[What is being asked] Please write out every record exactly, but keep any images out of it.

Items from an interface collection:
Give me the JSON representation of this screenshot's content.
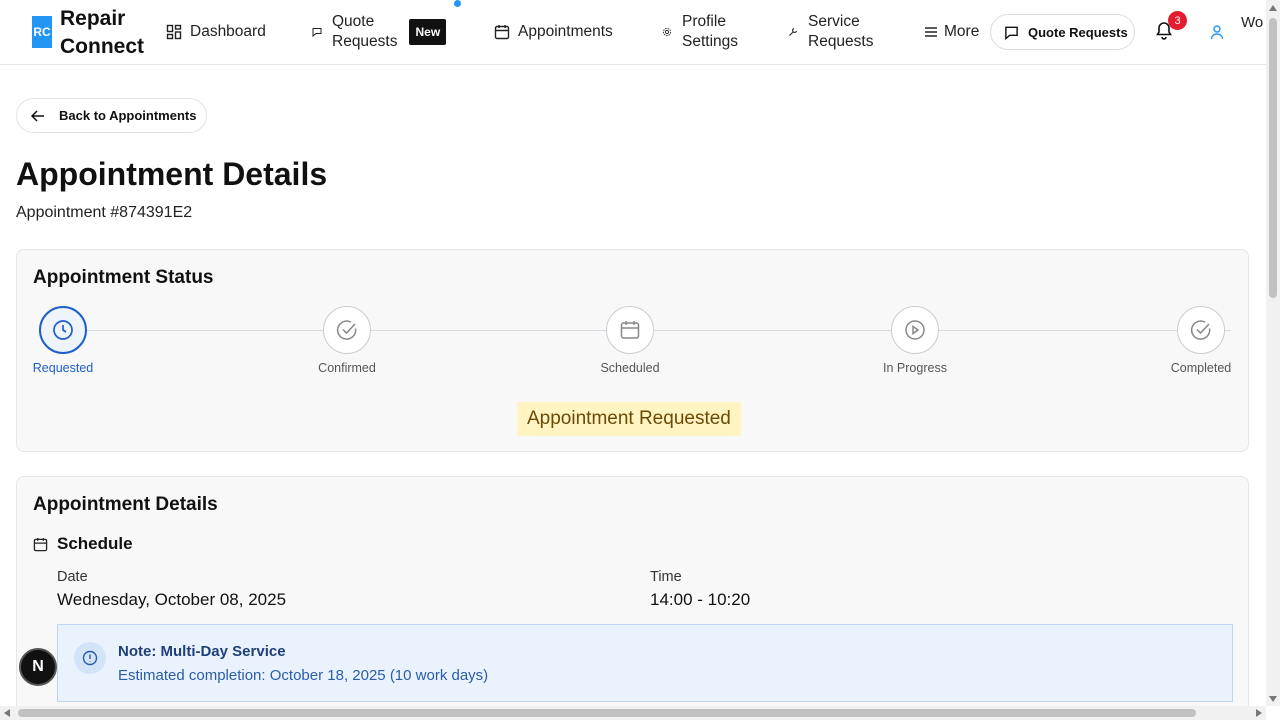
{
  "nav": {
    "logo_text": "RC",
    "brand_line1": "Repair",
    "brand_line2": "Connect",
    "items": [
      {
        "label": "Dashboard",
        "icon": "dashboard-icon"
      },
      {
        "label_line1": "Quote",
        "label_line2": "Requests",
        "badge": "New",
        "icon": "message-icon"
      },
      {
        "label": "Appointments",
        "icon": "calendar-icon"
      },
      {
        "label_line1": "Profile",
        "label_line2": "Settings",
        "icon": "gear-icon"
      },
      {
        "label_line1": "Service",
        "label_line2": "Requests",
        "icon": "wrench-icon"
      },
      {
        "label": "More",
        "icon": "menu-icon"
      }
    ],
    "quote_requests_button": "Quote Requests",
    "notification_count": "3",
    "user_text": "Wo"
  },
  "back_button": "Back to Appointments",
  "page": {
    "title": "Appointment Details",
    "subtitle": "Appointment #874391E2"
  },
  "status_card": {
    "title": "Appointment Status",
    "steps": [
      {
        "label": "Requested",
        "icon": "clock-icon",
        "active": true
      },
      {
        "label": "Confirmed",
        "icon": "check-circle-icon",
        "active": false
      },
      {
        "label": "Scheduled",
        "icon": "calendar-icon",
        "active": false
      },
      {
        "label": "In Progress",
        "icon": "play-circle-icon",
        "active": false
      },
      {
        "label": "Completed",
        "icon": "check-circle-icon",
        "active": false
      }
    ],
    "status_text": "Appointment Requested"
  },
  "details_card": {
    "title": "Appointment Details",
    "schedule_heading": "Schedule",
    "date_label": "Date",
    "date_value": "Wednesday, October 08, 2025",
    "time_label": "Time",
    "time_value": "14:00 - 10:20",
    "note_title": "Note: Multi-Day Service",
    "note_text": "Estimated completion: October 18, 2025 (10 work days)"
  },
  "fab_label": "N",
  "colors": {
    "accent": "#1e5fc9",
    "brand": "#2196f3",
    "status_bg": "#fff4c2",
    "badge_red": "#e11d2e"
  }
}
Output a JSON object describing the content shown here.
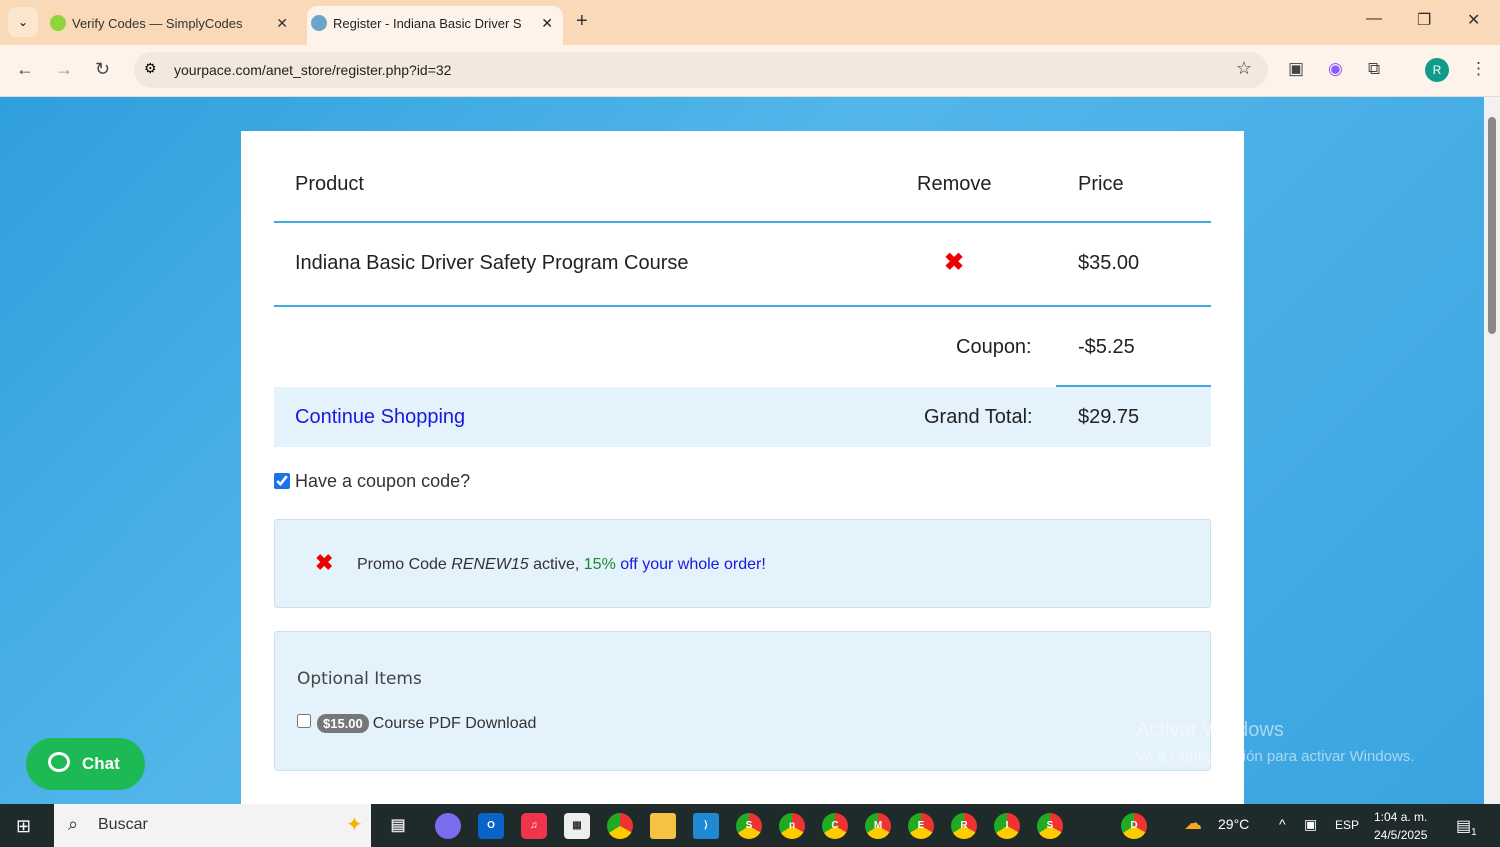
{
  "browser": {
    "tabs": [
      {
        "title": "Verify Codes — SimplyCodes",
        "active": false
      },
      {
        "title": "Register - Indiana Basic Driver S",
        "active": true
      }
    ],
    "url": "yourpace.com/anet_store/register.php?id=32",
    "profile_initial": "R"
  },
  "cart": {
    "headers": {
      "product": "Product",
      "remove": "Remove",
      "price": "Price"
    },
    "items": [
      {
        "name": "Indiana Basic Driver Safety Program Course",
        "price": "$35.00"
      }
    ],
    "coupon_label": "Coupon:",
    "coupon_value": "-$5.25",
    "continue_label": "Continue Shopping",
    "total_label": "Grand Total:",
    "total_value": "$29.75"
  },
  "coupon_toggle": {
    "label": "Have a coupon code?",
    "checked": true
  },
  "promo": {
    "prefix": "Promo Code ",
    "code": "RENEW15",
    "active": " active, ",
    "percent": "15%",
    "rest": " off your whole order!"
  },
  "optional": {
    "title": "Optional Items",
    "items": [
      {
        "price": "$15.00",
        "label": "Course PDF Download",
        "checked": false
      }
    ]
  },
  "chat": {
    "label": "Chat"
  },
  "watermark": {
    "title": "Activar Windows",
    "subtitle": "Ve a Configuración para activar Windows."
  },
  "taskbar": {
    "search": "Buscar",
    "temp": "29°C",
    "lang": "ESP",
    "time": "1:04 a. m.",
    "date": "24/5/2025",
    "notif_count": "1",
    "chrome_profiles": [
      "S",
      "n",
      "C",
      "M",
      "E",
      "R",
      "I",
      "S",
      "D"
    ]
  },
  "colors": {
    "accent": "#3fa9e0",
    "link": "#1a1adb",
    "remove": "#ee0000",
    "chat": "#1db954"
  }
}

[Solution to the exercise]
Give me the JSON representation of this screenshot's content.
{
  "nav": {
    "logo_text": "RC",
    "brand_line1": "Repair",
    "brand_line2": "Connect",
    "items": [
      {
        "label": "Dashboard",
        "icon": "dashboard-icon"
      },
      {
        "label_line1": "Quote",
        "label_line2": "Requests",
        "badge": "New",
        "icon": "message-icon"
      },
      {
        "label": "Appointments",
        "icon": "calendar-icon"
      },
      {
        "label_line1": "Profile",
        "label_line2": "Settings",
        "icon": "gear-icon"
      },
      {
        "label_line1": "Service",
        "label_line2": "Requests",
        "icon": "wrench-icon"
      },
      {
        "label": "More",
        "icon": "menu-icon"
      }
    ],
    "quote_requests_button": "Quote Requests",
    "notification_count": "3",
    "user_text": "Wo"
  },
  "back_button": "Back to Appointments",
  "page": {
    "title": "Appointment Details",
    "subtitle": "Appointment #874391E2"
  },
  "status_card": {
    "title": "Appointment Status",
    "steps": [
      {
        "label": "Requested",
        "icon": "clock-icon",
        "active": true
      },
      {
        "label": "Confirmed",
        "icon": "check-circle-icon",
        "active": false
      },
      {
        "label": "Scheduled",
        "icon": "calendar-icon",
        "active": false
      },
      {
        "label": "In Progress",
        "icon": "play-circle-icon",
        "active": false
      },
      {
        "label": "Completed",
        "icon": "check-circle-icon",
        "active": false
      }
    ],
    "status_text": "Appointment Requested"
  },
  "details_card": {
    "title": "Appointment Details",
    "schedule_heading": "Schedule",
    "date_label": "Date",
    "date_value": "Wednesday, October 08, 2025",
    "time_label": "Time",
    "time_value": "14:00 - 10:20",
    "note_title": "Note: Multi-Day Service",
    "note_text": "Estimated completion: October 18, 2025 (10 work days)"
  },
  "fab_label": "N",
  "colors": {
    "accent": "#1e5fc9",
    "brand": "#2196f3",
    "status_bg": "#fff4c2",
    "badge_red": "#e11d2e"
  }
}
Output a JSON object describing the content shown here.
{
  "browser": {
    "tabs": [
      {
        "title": "Verify Codes — SimplyCodes",
        "active": false
      },
      {
        "title": "Register - Indiana Basic Driver S",
        "active": true
      }
    ],
    "url": "yourpace.com/anet_store/register.php?id=32",
    "profile_initial": "R"
  },
  "cart": {
    "headers": {
      "product": "Product",
      "remove": "Remove",
      "price": "Price"
    },
    "items": [
      {
        "name": "Indiana Basic Driver Safety Program Course",
        "price": "$35.00"
      }
    ],
    "coupon_label": "Coupon:",
    "coupon_value": "-$5.25",
    "continue_label": "Continue Shopping",
    "total_label": "Grand Total:",
    "total_value": "$29.75"
  },
  "coupon_toggle": {
    "label": "Have a coupon code?",
    "checked": true
  },
  "promo": {
    "prefix": "Promo Code ",
    "code": "RENEW15",
    "active": " active, ",
    "percent": "15%",
    "rest": " off your whole order!"
  },
  "optional": {
    "title": "Optional Items",
    "items": [
      {
        "price": "$15.00",
        "label": "Course PDF Download",
        "checked": false
      }
    ]
  },
  "chat": {
    "label": "Chat"
  },
  "watermark": {
    "title": "Activar Windows",
    "subtitle": "Ve a Configuración para activar Windows."
  },
  "taskbar": {
    "search": "Buscar",
    "temp": "29°C",
    "lang": "ESP",
    "time": "1:04 a. m.",
    "date": "24/5/2025",
    "notif_count": "1",
    "chrome_profiles": [
      "S",
      "n",
      "C",
      "M",
      "E",
      "R",
      "I",
      "S",
      "D"
    ]
  },
  "colors": {
    "accent": "#3fa9e0",
    "link": "#1a1adb",
    "remove": "#ee0000",
    "chat": "#1db954"
  }
}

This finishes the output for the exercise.